**Exercise:**
Below are records; repeat them all exactly.

**Records contained in a dataset:**
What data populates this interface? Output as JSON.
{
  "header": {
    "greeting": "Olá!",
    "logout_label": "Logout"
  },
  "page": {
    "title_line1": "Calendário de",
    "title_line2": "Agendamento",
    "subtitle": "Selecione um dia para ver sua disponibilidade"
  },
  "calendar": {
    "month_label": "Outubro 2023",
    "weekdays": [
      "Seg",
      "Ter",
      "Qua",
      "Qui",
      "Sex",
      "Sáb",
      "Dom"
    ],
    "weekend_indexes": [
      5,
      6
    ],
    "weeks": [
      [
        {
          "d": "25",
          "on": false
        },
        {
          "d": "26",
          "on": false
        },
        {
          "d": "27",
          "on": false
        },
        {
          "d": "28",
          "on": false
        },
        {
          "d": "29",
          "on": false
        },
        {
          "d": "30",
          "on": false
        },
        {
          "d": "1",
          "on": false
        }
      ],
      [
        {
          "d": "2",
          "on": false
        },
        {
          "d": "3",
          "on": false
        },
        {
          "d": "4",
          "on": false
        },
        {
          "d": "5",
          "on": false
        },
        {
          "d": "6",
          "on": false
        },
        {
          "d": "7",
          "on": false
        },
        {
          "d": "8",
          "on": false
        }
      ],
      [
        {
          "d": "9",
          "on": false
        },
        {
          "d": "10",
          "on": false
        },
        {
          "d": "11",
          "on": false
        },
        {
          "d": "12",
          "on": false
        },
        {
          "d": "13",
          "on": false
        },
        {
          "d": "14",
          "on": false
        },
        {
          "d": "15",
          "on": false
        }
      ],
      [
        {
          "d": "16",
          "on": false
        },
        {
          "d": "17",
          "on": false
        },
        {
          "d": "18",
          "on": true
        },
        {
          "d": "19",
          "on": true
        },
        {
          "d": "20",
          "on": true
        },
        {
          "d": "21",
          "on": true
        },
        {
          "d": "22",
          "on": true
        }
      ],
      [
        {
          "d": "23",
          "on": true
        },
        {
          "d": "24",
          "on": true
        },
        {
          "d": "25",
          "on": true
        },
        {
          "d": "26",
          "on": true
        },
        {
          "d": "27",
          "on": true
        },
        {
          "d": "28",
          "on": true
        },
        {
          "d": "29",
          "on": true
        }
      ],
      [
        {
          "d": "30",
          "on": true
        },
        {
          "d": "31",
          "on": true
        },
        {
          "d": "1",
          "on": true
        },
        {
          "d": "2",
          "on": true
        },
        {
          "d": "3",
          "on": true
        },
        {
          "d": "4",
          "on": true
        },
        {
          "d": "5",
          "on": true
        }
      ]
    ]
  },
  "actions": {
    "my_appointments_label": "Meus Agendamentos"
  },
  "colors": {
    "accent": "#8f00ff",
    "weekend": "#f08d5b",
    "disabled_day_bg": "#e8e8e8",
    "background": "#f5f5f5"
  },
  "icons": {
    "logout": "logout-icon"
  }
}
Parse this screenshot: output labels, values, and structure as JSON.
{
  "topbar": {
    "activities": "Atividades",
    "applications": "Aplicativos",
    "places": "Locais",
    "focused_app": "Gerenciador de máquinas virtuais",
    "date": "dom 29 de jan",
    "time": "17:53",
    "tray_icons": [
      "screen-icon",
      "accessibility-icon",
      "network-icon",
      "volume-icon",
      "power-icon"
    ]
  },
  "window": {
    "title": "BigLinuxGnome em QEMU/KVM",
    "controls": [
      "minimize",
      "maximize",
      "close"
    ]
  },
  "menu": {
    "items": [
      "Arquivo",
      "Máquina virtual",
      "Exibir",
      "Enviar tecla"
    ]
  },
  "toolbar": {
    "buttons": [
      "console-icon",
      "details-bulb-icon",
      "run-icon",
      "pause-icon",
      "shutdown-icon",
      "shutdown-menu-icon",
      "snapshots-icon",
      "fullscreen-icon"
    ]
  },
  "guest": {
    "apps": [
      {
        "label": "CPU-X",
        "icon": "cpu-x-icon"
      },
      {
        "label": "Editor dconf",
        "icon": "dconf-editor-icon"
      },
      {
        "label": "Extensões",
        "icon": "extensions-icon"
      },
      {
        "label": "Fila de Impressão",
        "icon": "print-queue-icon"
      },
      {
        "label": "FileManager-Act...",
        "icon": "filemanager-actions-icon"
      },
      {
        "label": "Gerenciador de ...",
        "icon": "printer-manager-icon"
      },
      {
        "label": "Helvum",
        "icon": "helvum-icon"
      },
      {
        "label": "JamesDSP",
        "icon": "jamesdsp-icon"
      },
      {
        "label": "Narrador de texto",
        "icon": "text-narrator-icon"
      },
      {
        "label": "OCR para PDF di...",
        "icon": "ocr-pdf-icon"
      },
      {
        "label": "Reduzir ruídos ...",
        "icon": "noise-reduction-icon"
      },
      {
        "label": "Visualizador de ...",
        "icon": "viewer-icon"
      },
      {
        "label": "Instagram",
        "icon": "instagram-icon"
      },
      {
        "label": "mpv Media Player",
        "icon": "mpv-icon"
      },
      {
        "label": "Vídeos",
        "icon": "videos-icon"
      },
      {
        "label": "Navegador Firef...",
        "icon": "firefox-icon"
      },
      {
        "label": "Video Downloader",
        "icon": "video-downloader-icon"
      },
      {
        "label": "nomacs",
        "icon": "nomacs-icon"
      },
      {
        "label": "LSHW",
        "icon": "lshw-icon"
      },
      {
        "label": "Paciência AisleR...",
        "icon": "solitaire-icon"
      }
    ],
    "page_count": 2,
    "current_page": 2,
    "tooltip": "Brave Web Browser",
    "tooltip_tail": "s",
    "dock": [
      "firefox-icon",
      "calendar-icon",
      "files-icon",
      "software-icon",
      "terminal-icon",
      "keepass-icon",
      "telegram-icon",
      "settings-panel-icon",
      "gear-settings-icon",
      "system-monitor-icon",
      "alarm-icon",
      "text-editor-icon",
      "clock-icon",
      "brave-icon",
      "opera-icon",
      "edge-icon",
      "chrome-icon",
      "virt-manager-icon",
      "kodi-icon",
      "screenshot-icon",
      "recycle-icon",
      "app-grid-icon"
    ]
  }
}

**Answer to the problem:**
What data populates this interface? Output as JSON.
{
  "header": {
    "greeting": "Olá!",
    "logout_label": "Logout"
  },
  "page": {
    "title_line1": "Calendário de",
    "title_line2": "Agendamento",
    "subtitle": "Selecione um dia para ver sua disponibilidade"
  },
  "calendar": {
    "month_label": "Outubro 2023",
    "weekdays": [
      "Seg",
      "Ter",
      "Qua",
      "Qui",
      "Sex",
      "Sáb",
      "Dom"
    ],
    "weekend_indexes": [
      5,
      6
    ],
    "weeks": [
      [
        {
          "d": "25",
          "on": false
        },
        {
          "d": "26",
          "on": false
        },
        {
          "d": "27",
          "on": false
        },
        {
          "d": "28",
          "on": false
        },
        {
          "d": "29",
          "on": false
        },
        {
          "d": "30",
          "on": false
        },
        {
          "d": "1",
          "on": false
        }
      ],
      [
        {
          "d": "2",
          "on": false
        },
        {
          "d": "3",
          "on": false
        },
        {
          "d": "4",
          "on": false
        },
        {
          "d": "5",
          "on": false
        },
        {
          "d": "6",
          "on": false
        },
        {
          "d": "7",
          "on": false
        },
        {
          "d": "8",
          "on": false
        }
      ],
      [
        {
          "d": "9",
          "on": false
        },
        {
          "d": "10",
          "on": false
        },
        {
          "d": "11",
          "on": false
        },
        {
          "d": "12",
          "on": false
        },
        {
          "d": "13",
          "on": false
        },
        {
          "d": "14",
          "on": false
        },
        {
          "d": "15",
          "on": false
        }
      ],
      [
        {
          "d": "16",
          "on": false
        },
        {
          "d": "17",
          "on": false
        },
        {
          "d": "18",
          "on": true
        },
        {
          "d": "19",
          "on": true
        },
        {
          "d": "20",
          "on": true
        },
        {
          "d": "21",
          "on": true
        },
        {
          "d": "22",
          "on": true
        }
      ],
      [
        {
          "d": "23",
          "on": true
        },
        {
          "d": "24",
          "on": true
        },
        {
          "d": "25",
          "on": true
        },
        {
          "d": "26",
          "on": true
        },
        {
          "d": "27",
          "on": true
        },
        {
          "d": "28",
          "on": true
        },
        {
          "d": "29",
          "on": true
        }
      ],
      [
        {
          "d": "30",
          "on": true
        },
        {
          "d": "31",
          "on": true
        },
        {
          "d": "1",
          "on": true
        },
        {
          "d": "2",
          "on": true
        },
        {
          "d": "3",
          "on": true
        },
        {
          "d": "4",
          "on": true
        },
        {
          "d": "5",
          "on": true
        }
      ]
    ]
  },
  "actions": {
    "my_appointments_label": "Meus Agendamentos"
  },
  "colors": {
    "accent": "#8f00ff",
    "weekend": "#f08d5b",
    "disabled_day_bg": "#e8e8e8",
    "background": "#f5f5f5"
  },
  "icons": {
    "logout": "logout-icon"
  }
}
Parse this screenshot: output labels, values, and structure as JSON.
{
  "topbar": {
    "activities": "Atividades",
    "applications": "Aplicativos",
    "places": "Locais",
    "focused_app": "Gerenciador de máquinas virtuais",
    "date": "dom 29 de jan",
    "time": "17:53",
    "tray_icons": [
      "screen-icon",
      "accessibility-icon",
      "network-icon",
      "volume-icon",
      "power-icon"
    ]
  },
  "window": {
    "title": "BigLinuxGnome em QEMU/KVM",
    "controls": [
      "minimize",
      "maximize",
      "close"
    ]
  },
  "menu": {
    "items": [
      "Arquivo",
      "Máquina virtual",
      "Exibir",
      "Enviar tecla"
    ]
  },
  "toolbar": {
    "buttons": [
      "console-icon",
      "details-bulb-icon",
      "run-icon",
      "pause-icon",
      "shutdown-icon",
      "shutdown-menu-icon",
      "snapshots-icon",
      "fullscreen-icon"
    ]
  },
  "guest": {
    "apps": [
      {
        "label": "CPU-X",
        "icon": "cpu-x-icon"
      },
      {
        "label": "Editor dconf",
        "icon": "dconf-editor-icon"
      },
      {
        "label": "Extensões",
        "icon": "extensions-icon"
      },
      {
        "label": "Fila de Impressão",
        "icon": "print-queue-icon"
      },
      {
        "label": "FileManager-Act...",
        "icon": "filemanager-actions-icon"
      },
      {
        "label": "Gerenciador de ...",
        "icon": "printer-manager-icon"
      },
      {
        "label": "Helvum",
        "icon": "helvum-icon"
      },
      {
        "label": "JamesDSP",
        "icon": "jamesdsp-icon"
      },
      {
        "label": "Narrador de texto",
        "icon": "text-narrator-icon"
      },
      {
        "label": "OCR para PDF di...",
        "icon": "ocr-pdf-icon"
      },
      {
        "label": "Reduzir ruídos ...",
        "icon": "noise-reduction-icon"
      },
      {
        "label": "Visualizador de ...",
        "icon": "viewer-icon"
      },
      {
        "label": "Instagram",
        "icon": "instagram-icon"
      },
      {
        "label": "mpv Media Player",
        "icon": "mpv-icon"
      },
      {
        "label": "Vídeos",
        "icon": "videos-icon"
      },
      {
        "label": "Navegador Firef...",
        "icon": "firefox-icon"
      },
      {
        "label": "Video Downloader",
        "icon": "video-downloader-icon"
      },
      {
        "label": "nomacs",
        "icon": "nomacs-icon"
      },
      {
        "label": "LSHW",
        "icon": "lshw-icon"
      },
      {
        "label": "Paciência AisleR...",
        "icon": "solitaire-icon"
      }
    ],
    "page_count": 2,
    "current_page": 2,
    "tooltip": "Brave Web Browser",
    "tooltip_tail": "s",
    "dock": [
      "firefox-icon",
      "calendar-icon",
      "files-icon",
      "software-icon",
      "terminal-icon",
      "keepass-icon",
      "telegram-icon",
      "settings-panel-icon",
      "gear-settings-icon",
      "system-monitor-icon",
      "alarm-icon",
      "text-editor-icon",
      "clock-icon",
      "brave-icon",
      "opera-icon",
      "edge-icon",
      "chrome-icon",
      "virt-manager-icon",
      "kodi-icon",
      "screenshot-icon",
      "recycle-icon",
      "app-grid-icon"
    ]
  }
}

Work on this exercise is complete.